And with this, we uncovered the true problem of the plot. There is a lot of fantastic stuff, random encounters and events woven into the plot, to get the protagonists mixed up with a lot of stuff. Like I said, juggling too many balls, dropping some. To really get into the story, we don’t talk about simple suspension of disbelief – no, the disbelief has to be murdered. And buried in a lead coffin. Which has to be thrown into the deepest end of a lake.
Now that I’ve come to think about it – this has all the hallmarks of a Jason Statham movie. You know, the popcorn snacking kind of action movie where it’s best not to think about what you’re watching right now, but rather enjoy the trip while it lasts. So, starting at this point, I’ll change my mental picture of Travers and Redmond. I’m now going to cast Jason Statham as Redmond and Alicia Vikander (2018’s Lara Croft) as Travers. And instead of a thriller plot, I’m now expecting a Hollywood action plot. The plot gets renamed to Spot again. (You’ll have to read this review if you haven’t met Spot before.)
So, what’s the final verdict? For me, it’s a 3.5 out of 5 stars. The main problem stays the juggling of too many balls. Is this Tomb Raider? Partly, yes. Action movie? Yes. Conspiracy thriller? Yes. Supernatural or religious thriller? Yes. Romance? Well, no, but Lucas can’t keep it in, that’s for sure.

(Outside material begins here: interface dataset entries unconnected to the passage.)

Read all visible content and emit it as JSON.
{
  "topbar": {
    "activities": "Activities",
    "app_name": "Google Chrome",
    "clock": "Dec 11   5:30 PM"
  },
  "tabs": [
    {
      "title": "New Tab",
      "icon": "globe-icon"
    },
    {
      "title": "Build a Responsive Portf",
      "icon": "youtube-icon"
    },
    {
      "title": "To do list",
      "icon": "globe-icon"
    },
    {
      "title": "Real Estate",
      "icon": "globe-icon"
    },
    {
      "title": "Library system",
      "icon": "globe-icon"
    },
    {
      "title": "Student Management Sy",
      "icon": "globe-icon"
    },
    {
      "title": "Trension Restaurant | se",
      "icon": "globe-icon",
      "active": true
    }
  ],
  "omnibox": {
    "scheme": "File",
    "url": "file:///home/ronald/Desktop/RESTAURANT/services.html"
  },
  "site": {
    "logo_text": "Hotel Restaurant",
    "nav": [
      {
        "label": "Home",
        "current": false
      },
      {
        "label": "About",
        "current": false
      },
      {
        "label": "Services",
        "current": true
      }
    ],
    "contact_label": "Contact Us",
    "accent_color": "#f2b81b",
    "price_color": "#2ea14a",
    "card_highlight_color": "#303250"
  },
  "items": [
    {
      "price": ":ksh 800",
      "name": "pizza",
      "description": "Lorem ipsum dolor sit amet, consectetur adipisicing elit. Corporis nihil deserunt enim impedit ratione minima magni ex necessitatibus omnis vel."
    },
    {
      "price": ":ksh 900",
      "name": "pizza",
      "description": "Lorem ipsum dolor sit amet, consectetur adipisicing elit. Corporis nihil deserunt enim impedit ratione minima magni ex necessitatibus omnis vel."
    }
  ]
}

It’s trying to be all of that at the same time, and sometimes (or rather, often) logic is sacrificed to get to the next point of action fast. You would be hard pressed to find roads even in rural third world countries with holes bigger than the plot holes here. That being said, if you fancy some fast paced action without thinking too much and a conspiracy to boot, then you’ll be happy picking this series up.